As I walk through the door that afternoon, the smell of BO and musky men fills my nose with a tiny hint of Febreze buried underneath all the stink. Someone is spraying air freshener every 30 minutes or so, the true hero of the day.
Disregard the smell.
Rows of gaming monitors and Nintendo Switches are lined up, row after row after row. The sound of joysticks twiddling back and forth fills the room with sporadic clickity-clackity sounds. High-pitched screams and profound language can be heard in a somewhat small space.
The walls are painted a dark red and black. A Streetfighter machine located by the front entrance makes an electronic whirring sound.
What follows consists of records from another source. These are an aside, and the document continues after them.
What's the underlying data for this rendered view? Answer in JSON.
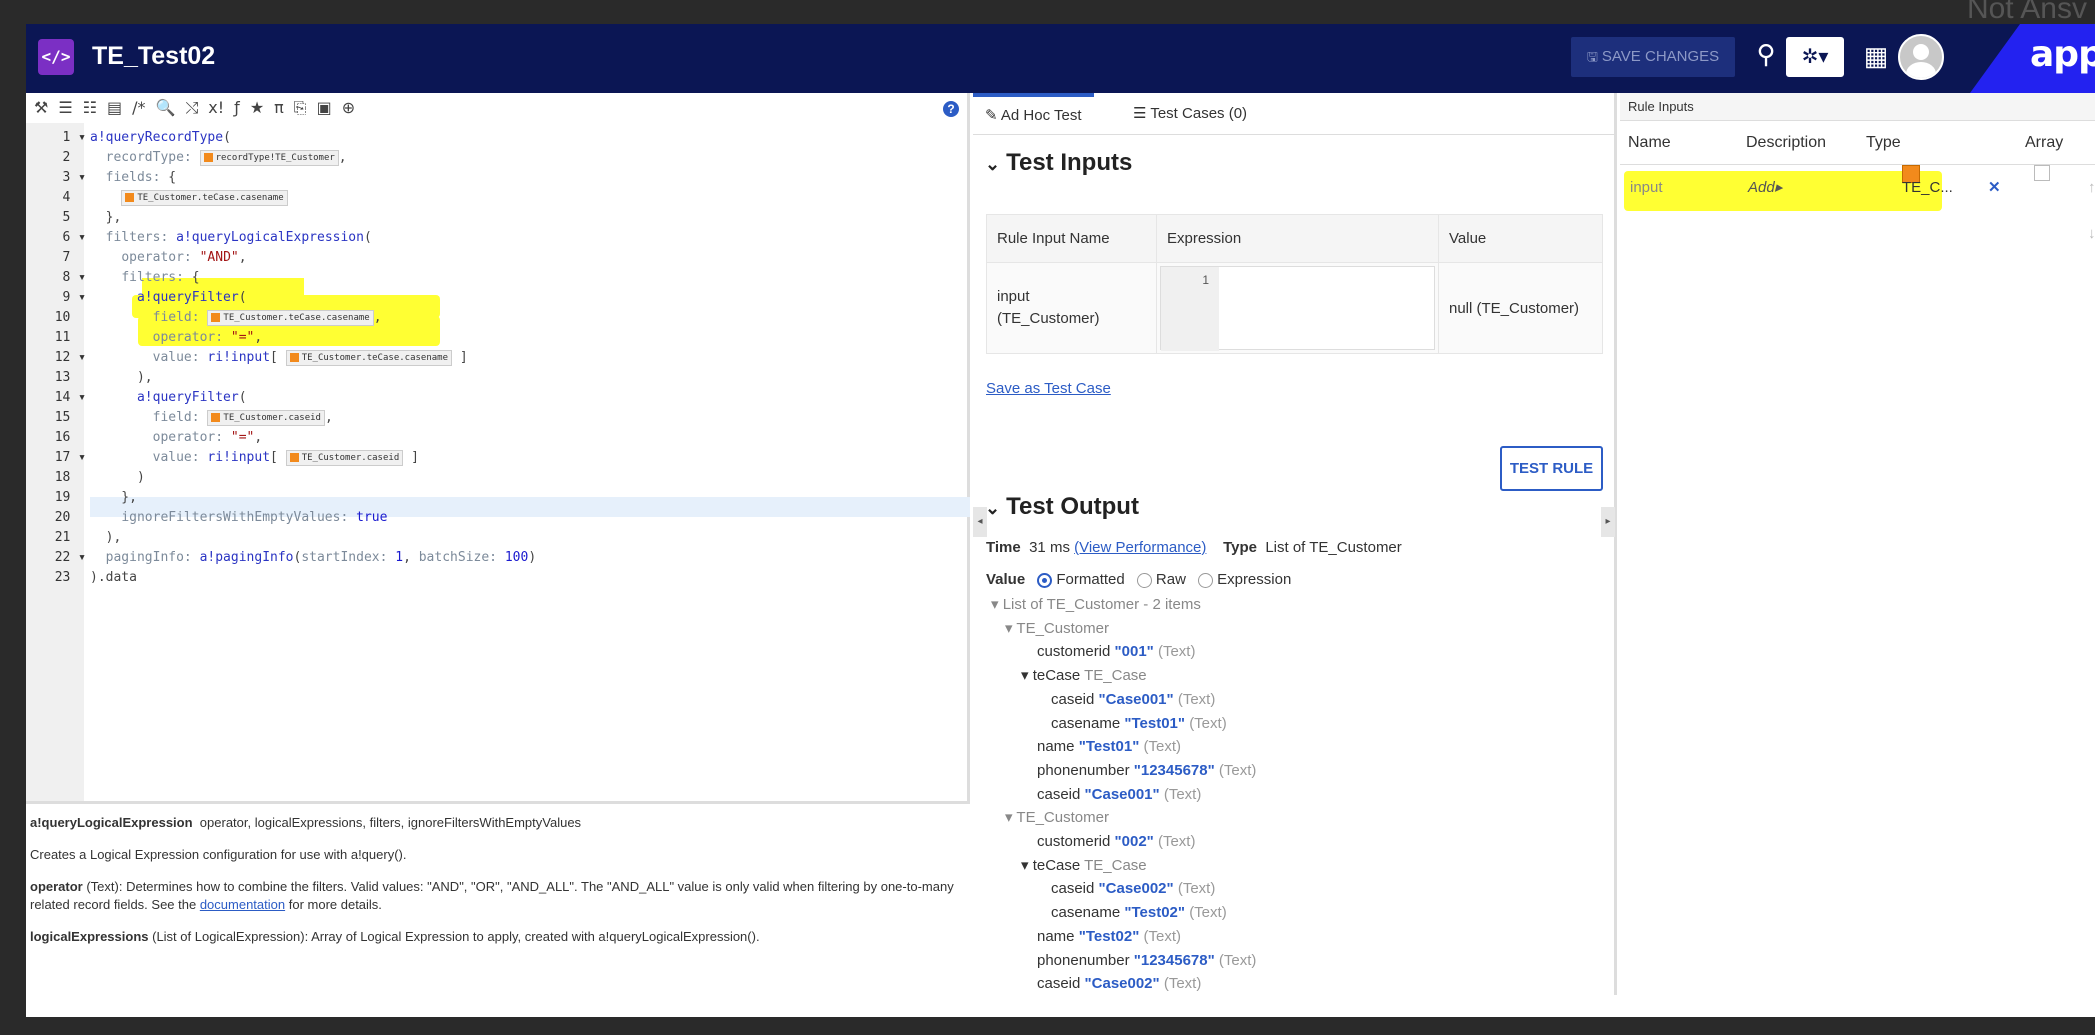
{
  "background": {
    "text": "Not Ansv"
  },
  "header": {
    "title": "TE_Test02",
    "logo_glyph": "</>",
    "save_label": "SAVE CHANGES",
    "brand": "appia",
    "icons": [
      "search-icon",
      "gear-icon",
      "apps-grid-icon",
      "user-avatar"
    ]
  },
  "editor": {
    "toolbar_icons": [
      "wrench-icon",
      "indent-icon",
      "outdent-icon",
      "list-icon",
      "comment-icon",
      "search-icon",
      "shuffle-icon",
      "xi-icon",
      "fx-icon",
      "star-icon",
      "pi-icon",
      "export-icon",
      "copy-icon",
      "web-icon"
    ],
    "toolbar_glyphs": [
      "⚒",
      "☰",
      "☷",
      "▤",
      "/*",
      "🔍",
      "⤭",
      "x!",
      "ƒ",
      "★",
      "π",
      "⎘",
      "▣",
      "⊕"
    ],
    "lines": [
      {
        "n": "1",
        "html": "<span class=\"kw\">a!queryRecordType</span>("
      },
      {
        "n": "2",
        "html": "  <span class=\"prop\">recordType:</span> <span class=\"tok\"><b></b>recordType!TE_Customer</span>,"
      },
      {
        "n": "3",
        "html": "  <span class=\"prop\">fields:</span> {"
      },
      {
        "n": "4",
        "html": "    <span class=\"tok\"><b></b>TE_Customer.teCase.casename</span>"
      },
      {
        "n": "5",
        "html": "  },"
      },
      {
        "n": "6",
        "html": "  <span class=\"prop\">filters:</span> <span class=\"kw\">a!queryLogicalExpression</span>("
      },
      {
        "n": "7",
        "html": "    <span class=\"prop\">operator:</span> <span class=\"str\">\"AND\"</span>,"
      },
      {
        "n": "8",
        "html": "    <span class=\"prop\">filters:</span> {"
      },
      {
        "n": "9",
        "html": "      <span class=\"kw\">a!queryFilter</span>("
      },
      {
        "n": "10",
        "html": "        <span class=\"prop\">field:</span> <span class=\"tok\"><b></b>TE_Customer.teCase.casename</span>,"
      },
      {
        "n": "11",
        "html": "        <span class=\"prop\">operator:</span> <span class=\"str\">\"=\"</span>,"
      },
      {
        "n": "12",
        "html": "        <span class=\"prop\">value:</span> <span class=\"kw\">ri!input</span>[ <span class=\"tok\"><b></b>TE_Customer.teCase.casename</span> ]"
      },
      {
        "n": "13",
        "html": "      ),"
      },
      {
        "n": "14",
        "html": "      <span class=\"kw\">a!queryFilter</span>("
      },
      {
        "n": "15",
        "html": "        <span class=\"prop\">field:</span> <span class=\"tok\"><b></b>TE_Customer.caseid</span>,"
      },
      {
        "n": "16",
        "html": "        <span class=\"prop\">operator:</span> <span class=\"str\">\"=\"</span>,"
      },
      {
        "n": "17",
        "html": "        <span class=\"prop\">value:</span> <span class=\"kw\">ri!input</span>[ <span class=\"tok\"><b></b>TE_Customer.caseid</span> ]"
      },
      {
        "n": "18",
        "html": "      )"
      },
      {
        "n": "19",
        "html": "    },"
      },
      {
        "n": "20",
        "html": "    <span class=\"prop\">ignoreFiltersWithEmptyValues:</span> <span class=\"num\">true</span>"
      },
      {
        "n": "21",
        "html": "  ),"
      },
      {
        "n": "22",
        "html": "  <span class=\"prop\">pagingInfo:</span> <span class=\"kw\">a!pagingInfo</span>(<span class=\"prop\">startIndex:</span> <span class=\"num\">1</span>, <span class=\"prop\">batchSize:</span> <span class=\"num\">100</span>)"
      },
      {
        "n": "23",
        "html": ").data"
      }
    ],
    "fold_lines": [
      "1",
      "3",
      "6",
      "8",
      "9",
      "12",
      "14",
      "17",
      "22"
    ],
    "doc": {
      "sig_name": "a!queryLogicalExpression",
      "sig_params": "operator, logicalExpressions, filters, ignoreFiltersWithEmptyValues",
      "desc": "Creates a Logical Expression configuration for use with a!query().",
      "op_name": "operator",
      "op_text": " (Text): Determines how to combine the filters. Valid values: \"AND\", \"OR\", \"AND_ALL\". The \"AND_ALL\" value is only valid when filtering by one-to-many related record fields. See the ",
      "op_link": "documentation",
      "op_tail": " for more details.",
      "le_name": "logicalExpressions",
      "le_text": " (List of LogicalExpression): Array of Logical Expression to apply, created with a!queryLogicalExpression()."
    }
  },
  "middle": {
    "tabs": [
      {
        "label": "Ad Hoc Test"
      },
      {
        "label": "Test Cases (0)"
      }
    ],
    "test_inputs_title": "Test Inputs",
    "columns": [
      "Rule Input Name",
      "Expression",
      "Value"
    ],
    "input_name": "input\n(TE_Customer)",
    "expr_line": "1",
    "input_value": "null (TE_Customer)",
    "save_test_case": "Save as Test Case",
    "test_rule": "TEST RULE",
    "test_output_title": "Test Output",
    "time_label": "Time",
    "time_value": "31 ms",
    "view_perf": "(View Performance)",
    "type_label": "Type",
    "type_value": "List of TE_Customer",
    "value_label": "Value",
    "radio_options": [
      "Formatted",
      "Raw",
      "Expression"
    ],
    "selected_radio": "Formatted",
    "tree_header": "List of TE_Customer - 2 items",
    "customers": [
      {
        "label": "TE_Customer",
        "customerid": "\"001\"",
        "caseid1": "\"Case001\"",
        "casename": "\"Test01\"",
        "name": "\"Test01\"",
        "phonenumber": "\"12345678\"",
        "caseid2": "\"Case001\""
      },
      {
        "label": "TE_Customer",
        "customerid": "\"002\"",
        "caseid1": "\"Case002\"",
        "casename": "\"Test02\"",
        "name": "\"Test02\"",
        "phonenumber": "\"12345678\"",
        "caseid2": "\"Case002\""
      }
    ],
    "field_names": {
      "customerid": "customerid",
      "tecase": "teCase",
      "tecase_type": "TE_Case",
      "caseid": "caseid",
      "casename": "casename",
      "name": "name",
      "phonenumber": "phonenumber"
    },
    "text_type": "(Text)"
  },
  "right": {
    "header": "Rule Inputs",
    "columns": [
      "Name",
      "Description",
      "Type",
      "Array"
    ],
    "row": {
      "name": "input",
      "description": "Add▸",
      "type": "TE_C...",
      "remove": "✕",
      "arrows": "↑ ↓"
    }
  },
  "colors": {
    "navy": "#0b1654",
    "accent": "#2c5cc5",
    "highlight": "#ffff33",
    "brand": "#2322f0"
  }
}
The kind of sound you would hear from any arcade game hoping to attract a person with $1. Many Smash games can be heard in the background, too many to pick a certain one out from the other.
With the citrus flavor of Mountain Dew Kickstart lingering on my tastebuds, I go to sit in the somewhat soft and cozy gaming chair, but as I sit I notice it feels warm, as though someone was sitting there for quite some time. My bottom warm and toasted, I feel utterly disgusted and change seats.
The turnout is great. A lot of new and experienced people showed up to play. Of course, you have your occasional cocky a-hole boasting about how good he is even though he doesn't realize that he doesn't even have a social life. Not unordinary at these types of tournaments People look like they are about to cry as they are beaten by their opponents and can't seem to grasp the simple concept of "it's just a game." Lots of cheering and boos and be heard as people watch their friends compete.
The tournament lasts until about 5 or 6 p.m., so that gives you an estimate on how competitive and serious some of these players are. Overall, if you keep going and focus on having fun, you get used to the smell, eventually.